LISC National
Our Work


A safe, affordable home is one of the basic requisites of life—a key to individual health and well-being, and the foundation for sustainable, eco­nomically vibrant and diverse neighborhoods.

Housing is where LISC started. And it’s still the cornerstone of our mission, even as our vision has expanded to incorporate work to improve education, health, safety and economic growth in the places where we work. LISC helps make qual­ity, affordable housing available to low-income and vulnerable residents—from seniors to veterans to the formerly homeless—in underserved communities.

LISC Toledo invests in all kinds of affordable housing. We help develop multi-family rentals and preserve existing ones that could be lost to market forces or deterioration. We finance sustainable, “green” construction and reha­bilitation, which makes for lower operating costs and has been proven to boost health outcomes for occupants and entire neighborhoods. And we lead foreclosure interventions that help people keep their homes, or that reinvigorate communities where foreclosure has decimated block after block.

To make this all happen, LISC Toledo provides grants, loans, and equity for nearly every aspect of development, from planning and acquisition to construction and ren­ovation. We do this through LISC Housing and our affiliate, the National Equity Fund. LISC National also created the Community Development Trust, the first real estate investment trust specializing in affordable housing that continues to invest in affordable housing around the country.  We offer techni­cal assistance, data and mapping tools to communi­ty-based organizations working to improve the supply and condition of affordable housing in their neigh­borhoods. And we advocate for good housing policy at all levels of government.

Year 16 Initiative

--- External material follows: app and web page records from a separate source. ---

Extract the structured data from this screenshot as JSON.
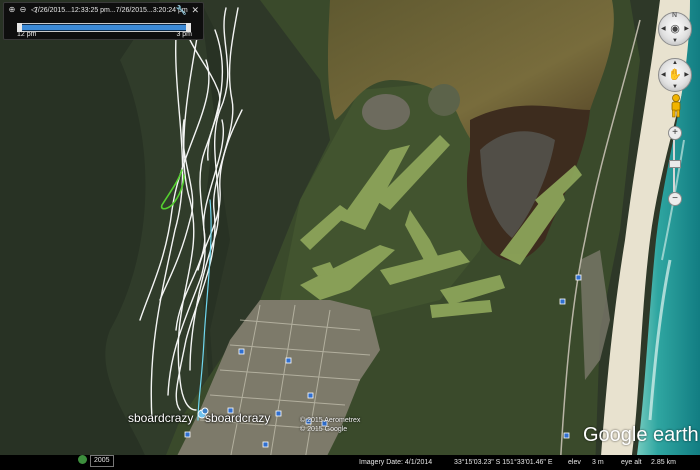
{
  "time_slider": {
    "range_text": "7/26/2015...12:33:25 pm...7/26/2015...3:20:24 pm",
    "left_label": "12 pm",
    "right_label": "3 pm",
    "fill_fraction": 0.97
  },
  "path_labels": [
    "sboardcrazy",
    "sboardcrazy"
  ],
  "copyright": [
    "© 2015 Aerometrex",
    "© 2015 Google"
  ],
  "logo": "Google earth",
  "status": {
    "year": "2005",
    "imagery_date": "Imagery Date: 4/1/2014",
    "coords": "33°15'03.23\" S  151°33'01.46\" E",
    "elev": "elev",
    "elev_value": "3 m",
    "eye_alt": "eye alt",
    "eye_alt_value": "2.85 km"
  },
  "nav": {
    "north": "N"
  },
  "icons": [
    "zoom-in-icon",
    "zoom-out-icon",
    "play-icon",
    "wrench-icon",
    "close-icon",
    "eye-icon",
    "hand-icon",
    "pegman-icon",
    "zoom-plus-icon",
    "zoom-minus-icon",
    "tour-icon"
  ],
  "colors": {
    "lake": "#2f3a2a",
    "forest": "#3b4a2c",
    "fairway": "#8ba65a",
    "beach": "#e9e2cf",
    "ocean": "#1d8d89",
    "track_white": "#ffffff",
    "track_cyan": "#6fd7f0",
    "track_green": "#55d030"
  }
}
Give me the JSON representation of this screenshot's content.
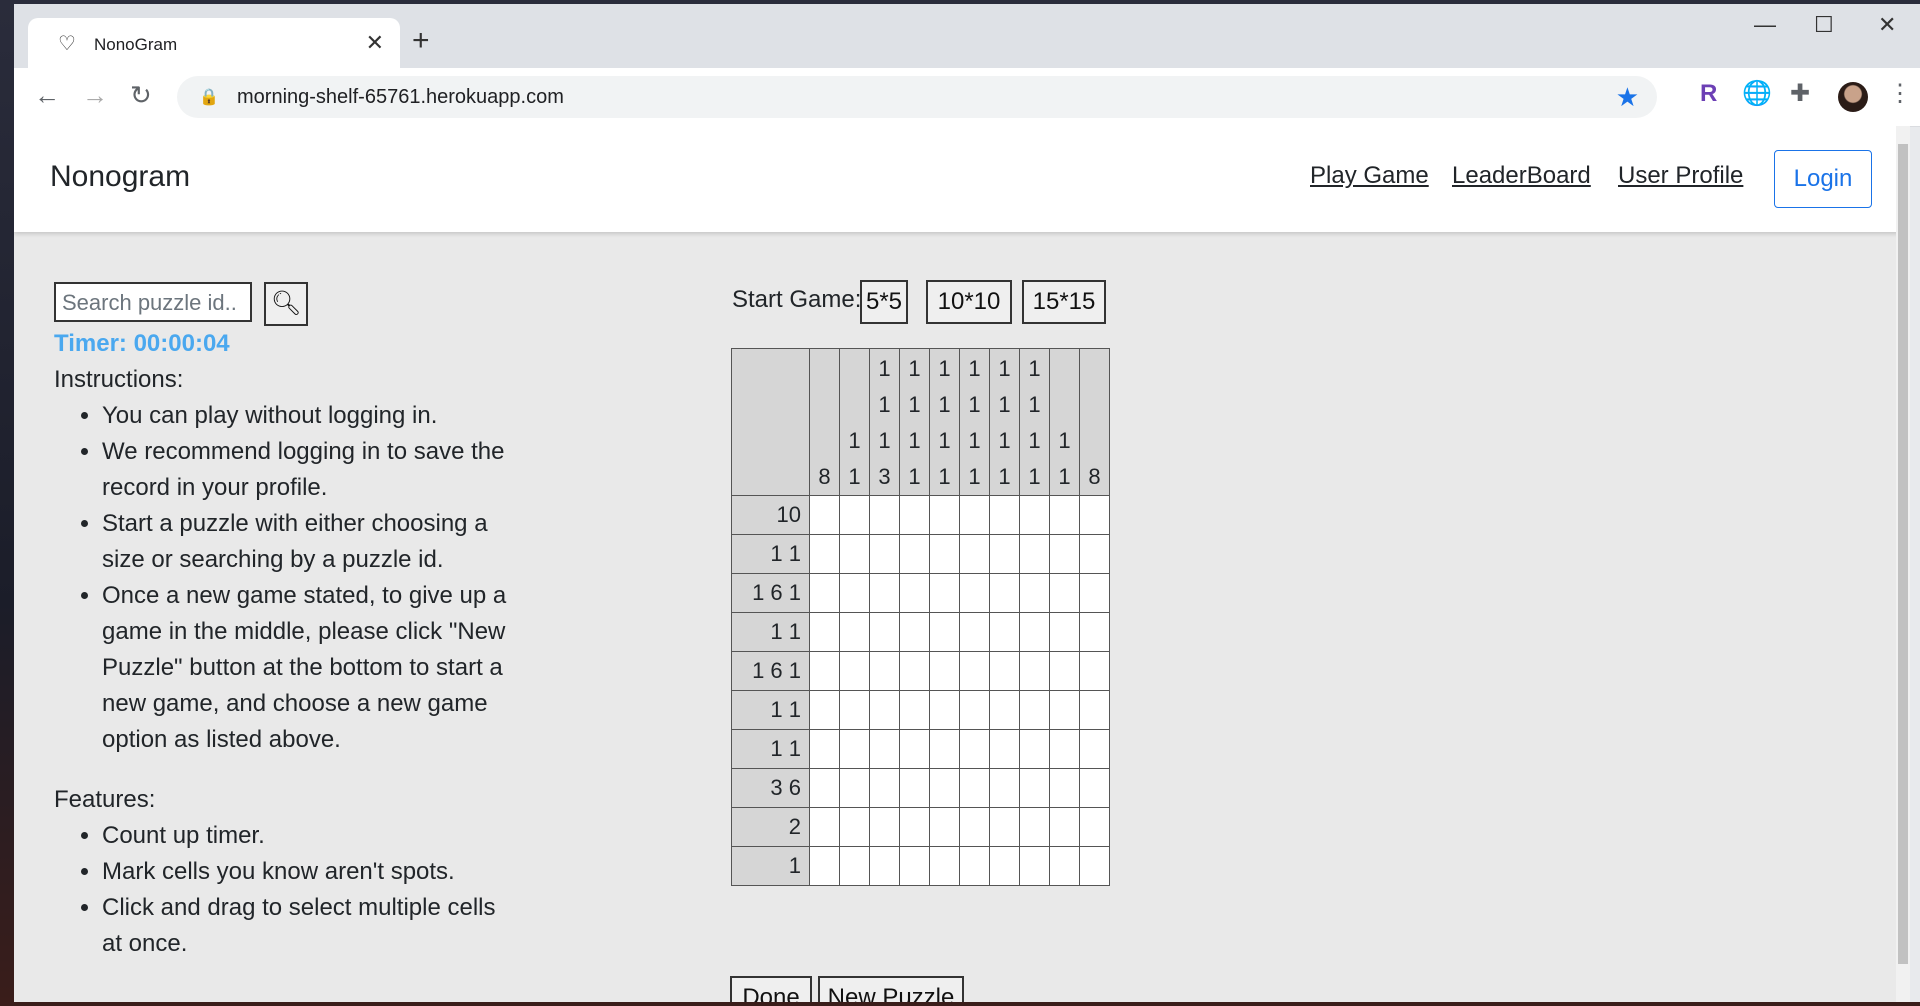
{
  "browser": {
    "tab_title": "NonoGram",
    "url": "morning-shelf-65761.herokuapp.com"
  },
  "navbar": {
    "brand": "Nonogram",
    "links": [
      "Play Game",
      "LeaderBoard",
      "User Profile"
    ],
    "login": "Login"
  },
  "search": {
    "placeholder": "Search puzzle id.."
  },
  "timer": "Timer: 00:00:04",
  "instructions": {
    "heading": "Instructions:",
    "items": [
      "You can play without logging in.",
      "We recommend logging in to save the record in your profile.",
      "Start a puzzle with either choosing a size or searching by a puzzle id.",
      "Once a new game stated, to give up a game in the middle, please click \"New Puzzle\" button at the bottom to start a new game, and choose a new game option as listed above."
    ]
  },
  "features": {
    "heading": "Features:",
    "items": [
      "Count up timer.",
      "Mark cells you know aren't spots.",
      "Click and drag to select multiple cells at once."
    ]
  },
  "start_game": {
    "label": "Start Game:",
    "sizes": [
      "5*5",
      "10*10",
      "15*15"
    ]
  },
  "puzzle": {
    "column_clues": [
      [
        "8"
      ],
      [
        "1",
        "1"
      ],
      [
        "1",
        "1",
        "1",
        "3"
      ],
      [
        "1",
        "1",
        "1",
        "1"
      ],
      [
        "1",
        "1",
        "1",
        "1"
      ],
      [
        "1",
        "1",
        "1",
        "1"
      ],
      [
        "1",
        "1",
        "1",
        "1"
      ],
      [
        "1",
        "1",
        "1",
        "1"
      ],
      [
        "1",
        "1"
      ],
      [
        "8"
      ]
    ],
    "row_clues": [
      "10",
      "1 1",
      "1 6 1",
      "1 1",
      "1 6 1",
      "1 1",
      "1 1",
      "3 6",
      "2",
      "1"
    ]
  },
  "bottom_buttons": {
    "done": "Done",
    "new_puzzle": "New Puzzle"
  }
}
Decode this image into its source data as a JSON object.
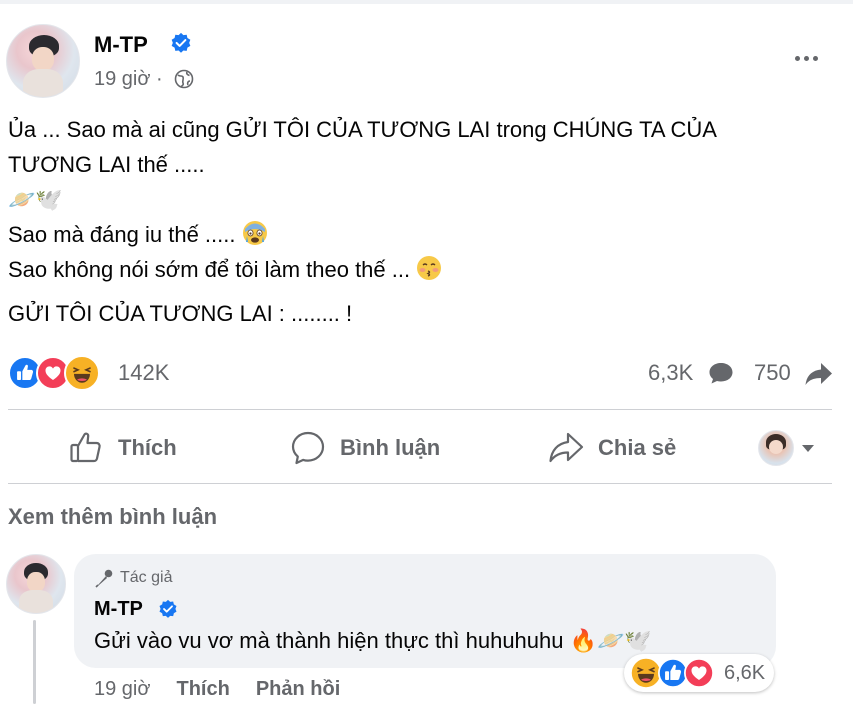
{
  "post": {
    "author": "M-TP",
    "time": "19 giờ ·",
    "lines": [
      "Ủa ... Sao mà ai cũng GỬI TÔI CỦA TƯƠNG LAI trong CHÚNG TA CỦA",
      "TƯƠNG LAI thế .....",
      "🪐🕊️",
      "Sao mà đáng iu thế .....",
      "Sao không nói sớm để tôi làm theo thế ...",
      "GỬI TÔI CỦA TƯƠNG LAI : ........ !"
    ],
    "icons": {
      "verified": "verified-badge-icon",
      "privacy": "globe-icon",
      "more": "more-options-icon"
    }
  },
  "stats": {
    "reactions": "142K",
    "comments": "6,3K",
    "shares": "750"
  },
  "actions": {
    "like": "Thích",
    "comment": "Bình luận",
    "share": "Chia sẻ"
  },
  "comments_section": {
    "view_more": "Xem thêm bình luận",
    "comment": {
      "badge": "Tác giả",
      "author": "M-TP",
      "text": "Gửi vào vu vơ mà thành hiện thực thì huhuhuhu 🔥🪐🕊️",
      "time": "19 giờ",
      "like": "Thích",
      "reply": "Phản hồi",
      "reactions": "6,6K"
    }
  },
  "colors": {
    "text": "#050505",
    "secondary": "#65676b",
    "like_blue": "#1877f2",
    "love_red": "#f33e58",
    "haha_yellow": "#f7b125",
    "bubble": "#f0f2f5"
  }
}
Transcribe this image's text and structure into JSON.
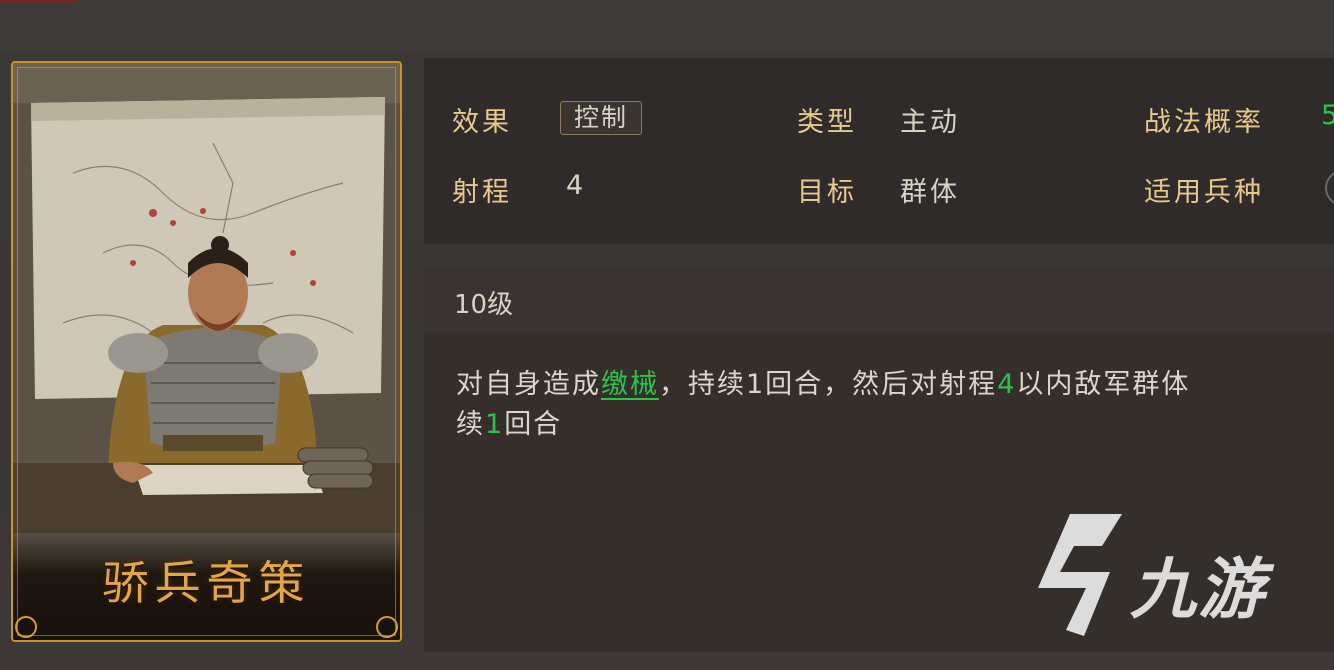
{
  "skill": {
    "name": "骄兵奇策",
    "card_image": "general-portrait"
  },
  "info": {
    "effect_label": "效果",
    "effect_value": "控制",
    "type_label": "类型",
    "type_value": "主动",
    "chance_label": "战法概率",
    "chance_value_partial": "5",
    "range_label": "射程",
    "range_value": "4",
    "target_label": "目标",
    "target_value": "群体",
    "troop_label": "适用兵种"
  },
  "description": {
    "level": "10级",
    "seg1": "对自身造成",
    "keyword": "缴械",
    "seg2": "，持续1回合，然后对射程",
    "range_num": "4",
    "seg3": "以内敌军群体",
    "line2_a": "续",
    "line2_num": "1",
    "line2_b": "回合"
  },
  "watermark": {
    "text": "九游"
  },
  "colors": {
    "accent_gold": "#c6961f",
    "label_gold": "#e7c98e",
    "highlight_green": "#2fc24a"
  }
}
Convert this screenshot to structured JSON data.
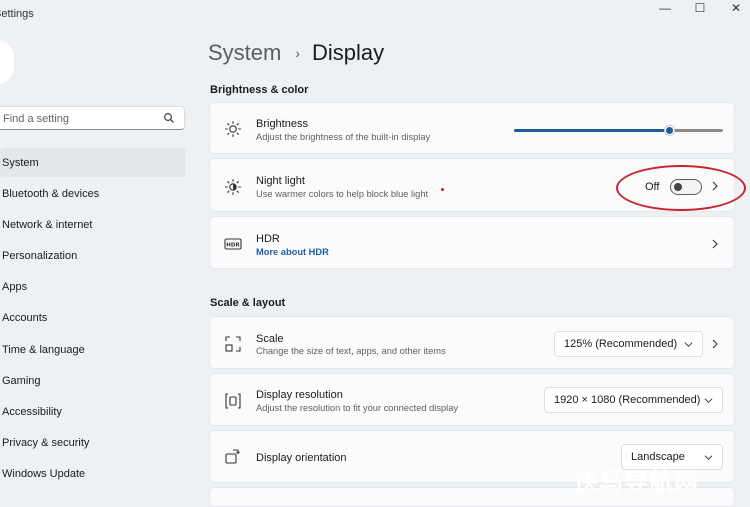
{
  "window": {
    "title": "Settings",
    "controls": {
      "minimize": "—",
      "maximize": "☐",
      "close": "✕"
    }
  },
  "search": {
    "placeholder": "Find a setting",
    "value": ""
  },
  "sidebar": {
    "items": [
      {
        "label": "System",
        "active": true
      },
      {
        "label": "Bluetooth & devices"
      },
      {
        "label": "Network & internet"
      },
      {
        "label": "Personalization"
      },
      {
        "label": "Apps"
      },
      {
        "label": "Accounts"
      },
      {
        "label": "Time & language"
      },
      {
        "label": "Gaming"
      },
      {
        "label": "Accessibility"
      },
      {
        "label": "Privacy & security"
      },
      {
        "label": "Windows Update"
      }
    ]
  },
  "breadcrumb": {
    "parent": "System",
    "separator": "›",
    "current": "Display"
  },
  "sections": {
    "brightness_color": {
      "title": "Brightness & color",
      "brightness": {
        "title": "Brightness",
        "description": "Adjust the brightness of the built-in display",
        "level": 0.74,
        "accent": "#1d5c96"
      },
      "night_light": {
        "title": "Night light",
        "description": "Use warmer colors to help block blue light",
        "state": "Off",
        "highlight_color": "#c8242a"
      },
      "hdr": {
        "title": "HDR",
        "link": "More about HDR"
      }
    },
    "scale_layout": {
      "title": "Scale & layout",
      "scale": {
        "title": "Scale",
        "description": "Change the size of text, apps, and other items",
        "value": "125% (Recommended)"
      },
      "resolution": {
        "title": "Display resolution",
        "description": "Adjust the resolution to fit your connected display",
        "value": "1920 × 1080 (Recommended)"
      },
      "orientation": {
        "title": "Display orientation",
        "value": "Landscape"
      }
    }
  },
  "watermark": "快马导航网"
}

Since 2016, LISC has facilitated a working group to address issues with Toledo’s portfolio of approximately 750 scattered site single family homes built with the Low Income Housing Tax Credit program in the early to mid-2000s.  These homes are reaching the end of their mandated compliance period and tenants are able to acquire them and become homeowners. Existing tenants are linked with the Financial Opportunity Centers to help them prepare financially for the opportunity to acquire the home they’ve been renting. In order to facilitate the homeownership that was originally envisioned in the project, LISC is facilitating a working group of city, county and state representatives along with developers, banks and other lenders, to streamline the process.

To determine success, we are tracking items such as the number of new homeowners created, number of units who’s affordability was preserved, number of overall sales, and resources leveraged.


Victor Abla